Our correspondent talked to the relatives of three domestic violence survivors which includes two murders during the lockdown, by immolation and assault. The third instance is an audio testimony by a helpless father who knows that his daughter is being tortured physically every day but cannot reach out because of the lockdown. He urges the media and the government to help save his daughter’s life. “Her husband goes out drinking and then comes home and beats her up,” he shares in agony. Many rural men are dealing with the pandemic and its economic and social fallouts by taking out their frustrations on their wives and children, selling their jewellery and snatching whatever little savings they had put aside making the lives of low-income rural women even worse.

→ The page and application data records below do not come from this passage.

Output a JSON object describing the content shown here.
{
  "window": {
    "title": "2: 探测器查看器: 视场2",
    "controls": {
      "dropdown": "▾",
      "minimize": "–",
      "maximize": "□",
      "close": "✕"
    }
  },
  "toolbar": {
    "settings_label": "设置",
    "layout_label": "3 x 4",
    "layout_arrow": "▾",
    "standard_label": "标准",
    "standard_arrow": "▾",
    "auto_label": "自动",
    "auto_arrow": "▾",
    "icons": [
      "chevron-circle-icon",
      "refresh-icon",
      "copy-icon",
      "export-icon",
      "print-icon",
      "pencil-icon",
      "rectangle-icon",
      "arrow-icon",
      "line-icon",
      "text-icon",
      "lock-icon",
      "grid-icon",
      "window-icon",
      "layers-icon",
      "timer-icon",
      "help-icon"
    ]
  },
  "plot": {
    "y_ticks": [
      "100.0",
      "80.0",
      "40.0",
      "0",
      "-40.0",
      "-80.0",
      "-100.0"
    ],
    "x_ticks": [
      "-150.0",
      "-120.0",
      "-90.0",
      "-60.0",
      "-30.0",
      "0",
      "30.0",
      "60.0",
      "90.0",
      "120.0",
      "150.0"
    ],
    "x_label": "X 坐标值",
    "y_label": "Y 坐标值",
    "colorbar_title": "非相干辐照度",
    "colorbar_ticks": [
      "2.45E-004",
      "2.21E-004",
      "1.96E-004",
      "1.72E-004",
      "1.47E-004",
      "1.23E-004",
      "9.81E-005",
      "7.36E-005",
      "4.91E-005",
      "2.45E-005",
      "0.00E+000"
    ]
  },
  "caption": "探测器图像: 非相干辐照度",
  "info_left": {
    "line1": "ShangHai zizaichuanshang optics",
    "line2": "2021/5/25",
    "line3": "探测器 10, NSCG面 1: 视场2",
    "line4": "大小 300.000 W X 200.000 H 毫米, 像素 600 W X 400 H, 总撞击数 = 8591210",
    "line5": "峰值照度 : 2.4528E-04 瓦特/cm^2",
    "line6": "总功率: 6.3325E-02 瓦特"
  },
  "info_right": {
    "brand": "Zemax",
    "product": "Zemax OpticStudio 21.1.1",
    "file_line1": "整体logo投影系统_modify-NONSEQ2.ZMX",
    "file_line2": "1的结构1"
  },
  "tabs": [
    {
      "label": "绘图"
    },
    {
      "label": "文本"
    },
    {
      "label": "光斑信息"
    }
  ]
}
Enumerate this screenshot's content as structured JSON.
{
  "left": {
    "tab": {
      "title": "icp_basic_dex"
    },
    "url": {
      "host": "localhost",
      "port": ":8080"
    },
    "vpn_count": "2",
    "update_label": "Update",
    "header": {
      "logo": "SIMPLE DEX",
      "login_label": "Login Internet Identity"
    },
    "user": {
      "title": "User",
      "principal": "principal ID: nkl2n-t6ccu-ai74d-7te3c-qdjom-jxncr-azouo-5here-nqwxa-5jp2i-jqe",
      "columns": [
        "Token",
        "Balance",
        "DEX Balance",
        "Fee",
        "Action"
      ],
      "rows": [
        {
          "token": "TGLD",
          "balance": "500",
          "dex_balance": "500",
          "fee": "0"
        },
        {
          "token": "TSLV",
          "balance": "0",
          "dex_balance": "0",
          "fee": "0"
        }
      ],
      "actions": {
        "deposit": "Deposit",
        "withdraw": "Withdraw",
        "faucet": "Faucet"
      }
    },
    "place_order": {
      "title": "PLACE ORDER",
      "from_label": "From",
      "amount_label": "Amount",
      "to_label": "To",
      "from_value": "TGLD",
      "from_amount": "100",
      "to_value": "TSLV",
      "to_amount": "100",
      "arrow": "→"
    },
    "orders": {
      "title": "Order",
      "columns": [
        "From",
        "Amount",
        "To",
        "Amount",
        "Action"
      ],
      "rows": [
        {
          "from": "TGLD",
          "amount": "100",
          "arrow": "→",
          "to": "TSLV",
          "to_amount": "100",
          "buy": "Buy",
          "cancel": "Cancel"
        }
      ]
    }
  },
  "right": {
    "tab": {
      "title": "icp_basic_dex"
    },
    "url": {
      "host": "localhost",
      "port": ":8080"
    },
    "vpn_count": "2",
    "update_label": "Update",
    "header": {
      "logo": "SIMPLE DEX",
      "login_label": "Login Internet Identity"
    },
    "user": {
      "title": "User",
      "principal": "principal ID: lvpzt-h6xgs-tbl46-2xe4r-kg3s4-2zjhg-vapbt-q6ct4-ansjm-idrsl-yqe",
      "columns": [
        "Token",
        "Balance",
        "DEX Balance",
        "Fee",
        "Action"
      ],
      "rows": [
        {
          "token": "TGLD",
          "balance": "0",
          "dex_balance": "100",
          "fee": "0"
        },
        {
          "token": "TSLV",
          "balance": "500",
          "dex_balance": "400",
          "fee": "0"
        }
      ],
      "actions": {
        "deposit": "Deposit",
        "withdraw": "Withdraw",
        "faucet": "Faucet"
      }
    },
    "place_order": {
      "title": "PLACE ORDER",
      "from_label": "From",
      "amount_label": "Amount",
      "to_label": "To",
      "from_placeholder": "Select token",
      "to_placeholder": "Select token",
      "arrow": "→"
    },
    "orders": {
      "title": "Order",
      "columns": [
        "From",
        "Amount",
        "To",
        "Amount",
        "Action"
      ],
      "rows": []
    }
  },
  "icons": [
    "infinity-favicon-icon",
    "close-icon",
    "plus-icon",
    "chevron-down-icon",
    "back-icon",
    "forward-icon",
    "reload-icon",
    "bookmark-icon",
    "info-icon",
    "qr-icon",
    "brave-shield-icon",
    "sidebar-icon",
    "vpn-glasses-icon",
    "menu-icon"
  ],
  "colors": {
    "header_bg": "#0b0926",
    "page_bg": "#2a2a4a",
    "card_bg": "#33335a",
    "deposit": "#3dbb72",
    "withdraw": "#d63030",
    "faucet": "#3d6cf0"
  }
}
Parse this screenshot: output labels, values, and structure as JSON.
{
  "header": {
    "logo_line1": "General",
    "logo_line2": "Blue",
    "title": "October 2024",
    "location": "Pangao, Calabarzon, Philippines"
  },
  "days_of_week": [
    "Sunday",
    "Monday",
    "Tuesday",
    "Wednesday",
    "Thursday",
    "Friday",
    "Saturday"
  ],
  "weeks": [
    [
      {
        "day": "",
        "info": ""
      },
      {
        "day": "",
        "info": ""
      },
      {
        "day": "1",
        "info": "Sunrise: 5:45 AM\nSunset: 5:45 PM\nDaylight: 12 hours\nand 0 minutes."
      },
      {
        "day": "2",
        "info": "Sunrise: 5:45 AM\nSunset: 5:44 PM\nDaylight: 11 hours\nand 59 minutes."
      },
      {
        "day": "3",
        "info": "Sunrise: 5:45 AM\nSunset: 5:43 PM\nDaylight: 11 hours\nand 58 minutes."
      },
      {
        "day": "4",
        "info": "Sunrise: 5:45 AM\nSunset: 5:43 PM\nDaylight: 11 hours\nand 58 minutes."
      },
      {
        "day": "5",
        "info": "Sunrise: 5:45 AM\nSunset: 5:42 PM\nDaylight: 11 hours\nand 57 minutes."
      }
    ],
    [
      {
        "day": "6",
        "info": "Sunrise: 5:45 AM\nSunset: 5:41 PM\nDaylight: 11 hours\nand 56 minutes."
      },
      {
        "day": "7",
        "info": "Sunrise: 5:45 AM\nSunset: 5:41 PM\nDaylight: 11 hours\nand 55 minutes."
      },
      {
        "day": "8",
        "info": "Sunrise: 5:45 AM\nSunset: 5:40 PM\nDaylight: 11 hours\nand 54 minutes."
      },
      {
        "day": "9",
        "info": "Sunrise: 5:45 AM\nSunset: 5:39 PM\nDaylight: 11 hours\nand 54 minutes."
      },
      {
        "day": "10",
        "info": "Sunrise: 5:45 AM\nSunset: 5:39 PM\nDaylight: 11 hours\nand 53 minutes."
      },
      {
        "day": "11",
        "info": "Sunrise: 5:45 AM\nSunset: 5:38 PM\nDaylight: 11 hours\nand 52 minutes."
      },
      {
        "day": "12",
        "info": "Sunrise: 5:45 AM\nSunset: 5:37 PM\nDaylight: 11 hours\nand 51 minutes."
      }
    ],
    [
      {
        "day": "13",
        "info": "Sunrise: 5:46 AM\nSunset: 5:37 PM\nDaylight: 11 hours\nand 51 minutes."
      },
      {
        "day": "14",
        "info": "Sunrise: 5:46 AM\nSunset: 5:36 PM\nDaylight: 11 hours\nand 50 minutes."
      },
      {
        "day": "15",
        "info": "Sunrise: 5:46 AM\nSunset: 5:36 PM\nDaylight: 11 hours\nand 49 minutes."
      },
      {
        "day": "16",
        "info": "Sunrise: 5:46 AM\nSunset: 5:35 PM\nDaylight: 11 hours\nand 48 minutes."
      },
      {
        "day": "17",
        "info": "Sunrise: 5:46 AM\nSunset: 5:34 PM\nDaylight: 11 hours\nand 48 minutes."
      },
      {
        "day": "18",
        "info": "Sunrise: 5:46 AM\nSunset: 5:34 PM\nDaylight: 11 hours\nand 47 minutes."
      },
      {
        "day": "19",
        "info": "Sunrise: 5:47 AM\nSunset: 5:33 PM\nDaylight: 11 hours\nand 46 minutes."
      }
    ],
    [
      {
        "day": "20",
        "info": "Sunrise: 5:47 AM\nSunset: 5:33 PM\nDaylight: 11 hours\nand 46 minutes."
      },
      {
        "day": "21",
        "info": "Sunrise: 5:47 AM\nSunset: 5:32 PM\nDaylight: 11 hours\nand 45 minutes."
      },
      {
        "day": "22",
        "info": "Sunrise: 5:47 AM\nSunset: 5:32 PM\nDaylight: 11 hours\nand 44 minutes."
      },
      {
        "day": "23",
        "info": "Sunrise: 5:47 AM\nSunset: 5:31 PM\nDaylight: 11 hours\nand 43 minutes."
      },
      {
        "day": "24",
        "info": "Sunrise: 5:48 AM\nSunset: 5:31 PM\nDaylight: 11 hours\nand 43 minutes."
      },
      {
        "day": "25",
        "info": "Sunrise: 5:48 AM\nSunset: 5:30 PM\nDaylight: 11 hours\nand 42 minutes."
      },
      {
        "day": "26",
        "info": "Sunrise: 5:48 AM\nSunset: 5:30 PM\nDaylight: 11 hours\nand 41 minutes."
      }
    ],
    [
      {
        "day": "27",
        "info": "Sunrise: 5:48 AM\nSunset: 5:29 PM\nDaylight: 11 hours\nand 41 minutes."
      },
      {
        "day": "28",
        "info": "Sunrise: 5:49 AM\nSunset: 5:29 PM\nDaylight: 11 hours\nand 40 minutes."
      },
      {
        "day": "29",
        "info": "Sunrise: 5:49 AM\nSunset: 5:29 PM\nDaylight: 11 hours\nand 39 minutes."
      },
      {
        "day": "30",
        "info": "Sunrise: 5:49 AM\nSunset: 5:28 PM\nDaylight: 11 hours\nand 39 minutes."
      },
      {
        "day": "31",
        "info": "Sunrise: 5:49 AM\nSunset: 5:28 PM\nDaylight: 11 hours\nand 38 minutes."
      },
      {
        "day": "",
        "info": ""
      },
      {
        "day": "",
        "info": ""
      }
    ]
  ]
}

On the other hand, the Minister for Women and Child Development claims that increased cases of domestic violence across the country are a false report. She was quoted by The Hindu in dismissing the legitimate concerns regarding women’s safety as “scaremongering done especially with some development partners who are in the NGO sector that 80% of women who are now at homes in India or across the world will be getting beaten up”. If the central government’s response to a clearly documented rise in domestic violence can be so dismissive, one can only imagine the failure of safety mechanisms at the local level.
The bottom-line remains, whether women in UP have always been affected by domestic violence or is the pandemic a brand new catalyst? The sharp increase in the number of cases clearly validates that conditions are worsening in 2020, but it also does not necessarily imply that a cure for coronavirus will be able to magically solve the perils of a woman’s life in rural India. Domestic violence remains a structural, social and criminal issue and will need to be tackled with institutional support and mass gender sensitisation.
Co-published with Breakthrough